Degree Name

PhD (Doctor of Philosophy)

Program

Nursing

Date of Award

8-2016

Committee Chair or Co-Chairs

Florence Weierbach

Committee Members

Patricia Hayes, Lee Glenn, Carol Kostovich

Abstract

Introduction: Nursing presence occurs when nurses expend themselves on the behalf of a unique patient. This phenomenon requires further research to develop instruments. The Presence of Nursing Scale (PONS) measures the patient’s perspective (Kostovich, 2012). Psychometric testing of PONS-Revised using exploratory factor analysis is warranted to further develop a reliable and valid measure of nursing presence. Contextual workplace variables need exploration in inpatient settings for correlation with nursing presence.

Method(s): A convenience sample of 122 adult inpatients from ten acute-care nursing units in a Southeastern Magnet hospital were surveyed to conduct the first psychometric testing of this revised instrument using exploratory factor analyses. Seven research questions evaluated potential correlations between the PONS-R, patient satisfaction using nurse-sensitive measures of HCAHPS, nursing unit-specific workforce factors and patient demographic factors.

Results: PONS-R demonstrated high internal consistency reliability (r = .974), test-retest reliability (statistically significant at the .01 level) and divergent validity (p=.002). PONS-R compared to nurse HCAHPS measures was statistically significant at the .01 level, (r = .736). EFA revealed one factor (eigenvalues over 1), with a weak secondary factor centered on intimacy factors suggesting addition of items and repeated study with a larger sample size to further psychometrically develop the instrument. Unexpected negative correlations were found with unit-workforce factors including average RN experience level (r= -.185, significant at the .05 level), and average RN age (r = - .218). An unexpected positive correlation was found - percentage of Associate degree nurses (r = .269, statistically significant at the .05 level. The Triangle region was correlated with a higher PONS-R score (p = .038; n=4), otherwise no statistically significant correlations were found for PONS-R and patient demographics nor patient-specific variables such as estimated number of RN providing care, nor length of stay on the unit.

Discussion & Conclusions: Further psychometric testing is indicated with larger samples and perhaps with the inclusion of intimacy factor items.

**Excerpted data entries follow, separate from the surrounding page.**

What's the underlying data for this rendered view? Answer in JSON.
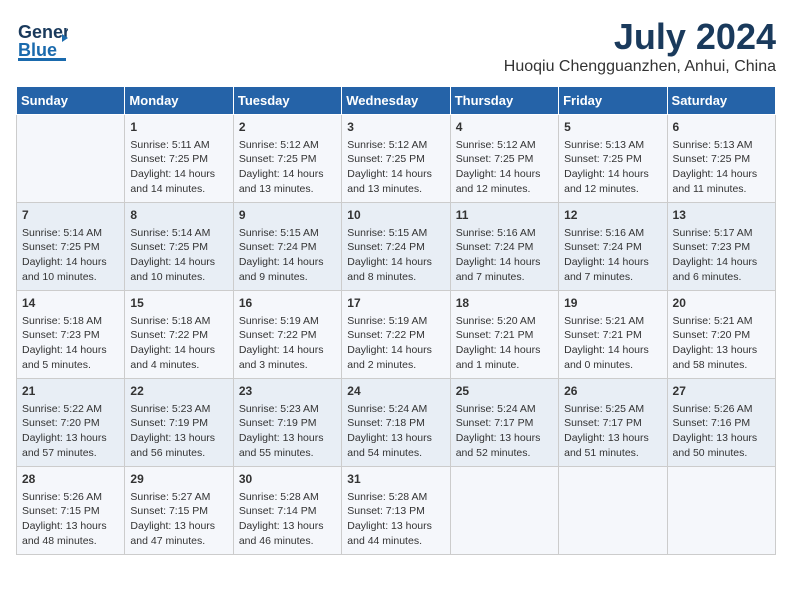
{
  "header": {
    "logo_general": "General",
    "logo_blue": "Blue",
    "month": "July 2024",
    "location": "Huoqiu Chengguanzhen, Anhui, China"
  },
  "days_of_week": [
    "Sunday",
    "Monday",
    "Tuesday",
    "Wednesday",
    "Thursday",
    "Friday",
    "Saturday"
  ],
  "weeks": [
    [
      {
        "day": "",
        "info": ""
      },
      {
        "day": "1",
        "info": "Sunrise: 5:11 AM\nSunset: 7:25 PM\nDaylight: 14 hours\nand 14 minutes."
      },
      {
        "day": "2",
        "info": "Sunrise: 5:12 AM\nSunset: 7:25 PM\nDaylight: 14 hours\nand 13 minutes."
      },
      {
        "day": "3",
        "info": "Sunrise: 5:12 AM\nSunset: 7:25 PM\nDaylight: 14 hours\nand 13 minutes."
      },
      {
        "day": "4",
        "info": "Sunrise: 5:12 AM\nSunset: 7:25 PM\nDaylight: 14 hours\nand 12 minutes."
      },
      {
        "day": "5",
        "info": "Sunrise: 5:13 AM\nSunset: 7:25 PM\nDaylight: 14 hours\nand 12 minutes."
      },
      {
        "day": "6",
        "info": "Sunrise: 5:13 AM\nSunset: 7:25 PM\nDaylight: 14 hours\nand 11 minutes."
      }
    ],
    [
      {
        "day": "7",
        "info": "Sunrise: 5:14 AM\nSunset: 7:25 PM\nDaylight: 14 hours\nand 10 minutes."
      },
      {
        "day": "8",
        "info": "Sunrise: 5:14 AM\nSunset: 7:25 PM\nDaylight: 14 hours\nand 10 minutes."
      },
      {
        "day": "9",
        "info": "Sunrise: 5:15 AM\nSunset: 7:24 PM\nDaylight: 14 hours\nand 9 minutes."
      },
      {
        "day": "10",
        "info": "Sunrise: 5:15 AM\nSunset: 7:24 PM\nDaylight: 14 hours\nand 8 minutes."
      },
      {
        "day": "11",
        "info": "Sunrise: 5:16 AM\nSunset: 7:24 PM\nDaylight: 14 hours\nand 7 minutes."
      },
      {
        "day": "12",
        "info": "Sunrise: 5:16 AM\nSunset: 7:24 PM\nDaylight: 14 hours\nand 7 minutes."
      },
      {
        "day": "13",
        "info": "Sunrise: 5:17 AM\nSunset: 7:23 PM\nDaylight: 14 hours\nand 6 minutes."
      }
    ],
    [
      {
        "day": "14",
        "info": "Sunrise: 5:18 AM\nSunset: 7:23 PM\nDaylight: 14 hours\nand 5 minutes."
      },
      {
        "day": "15",
        "info": "Sunrise: 5:18 AM\nSunset: 7:22 PM\nDaylight: 14 hours\nand 4 minutes."
      },
      {
        "day": "16",
        "info": "Sunrise: 5:19 AM\nSunset: 7:22 PM\nDaylight: 14 hours\nand 3 minutes."
      },
      {
        "day": "17",
        "info": "Sunrise: 5:19 AM\nSunset: 7:22 PM\nDaylight: 14 hours\nand 2 minutes."
      },
      {
        "day": "18",
        "info": "Sunrise: 5:20 AM\nSunset: 7:21 PM\nDaylight: 14 hours\nand 1 minute."
      },
      {
        "day": "19",
        "info": "Sunrise: 5:21 AM\nSunset: 7:21 PM\nDaylight: 14 hours\nand 0 minutes."
      },
      {
        "day": "20",
        "info": "Sunrise: 5:21 AM\nSunset: 7:20 PM\nDaylight: 13 hours\nand 58 minutes."
      }
    ],
    [
      {
        "day": "21",
        "info": "Sunrise: 5:22 AM\nSunset: 7:20 PM\nDaylight: 13 hours\nand 57 minutes."
      },
      {
        "day": "22",
        "info": "Sunrise: 5:23 AM\nSunset: 7:19 PM\nDaylight: 13 hours\nand 56 minutes."
      },
      {
        "day": "23",
        "info": "Sunrise: 5:23 AM\nSunset: 7:19 PM\nDaylight: 13 hours\nand 55 minutes."
      },
      {
        "day": "24",
        "info": "Sunrise: 5:24 AM\nSunset: 7:18 PM\nDaylight: 13 hours\nand 54 minutes."
      },
      {
        "day": "25",
        "info": "Sunrise: 5:24 AM\nSunset: 7:17 PM\nDaylight: 13 hours\nand 52 minutes."
      },
      {
        "day": "26",
        "info": "Sunrise: 5:25 AM\nSunset: 7:17 PM\nDaylight: 13 hours\nand 51 minutes."
      },
      {
        "day": "27",
        "info": "Sunrise: 5:26 AM\nSunset: 7:16 PM\nDaylight: 13 hours\nand 50 minutes."
      }
    ],
    [
      {
        "day": "28",
        "info": "Sunrise: 5:26 AM\nSunset: 7:15 PM\nDaylight: 13 hours\nand 48 minutes."
      },
      {
        "day": "29",
        "info": "Sunrise: 5:27 AM\nSunset: 7:15 PM\nDaylight: 13 hours\nand 47 minutes."
      },
      {
        "day": "30",
        "info": "Sunrise: 5:28 AM\nSunset: 7:14 PM\nDaylight: 13 hours\nand 46 minutes."
      },
      {
        "day": "31",
        "info": "Sunrise: 5:28 AM\nSunset: 7:13 PM\nDaylight: 13 hours\nand 44 minutes."
      },
      {
        "day": "",
        "info": ""
      },
      {
        "day": "",
        "info": ""
      },
      {
        "day": "",
        "info": ""
      }
    ]
  ]
}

Additional correlational studies focused on other patient quality outcomes measures with expansion of nurse demographics is indicated to explore for confounding variables.

Document Type

Dissertation - Open Access

Copyright

Copyright by the authors.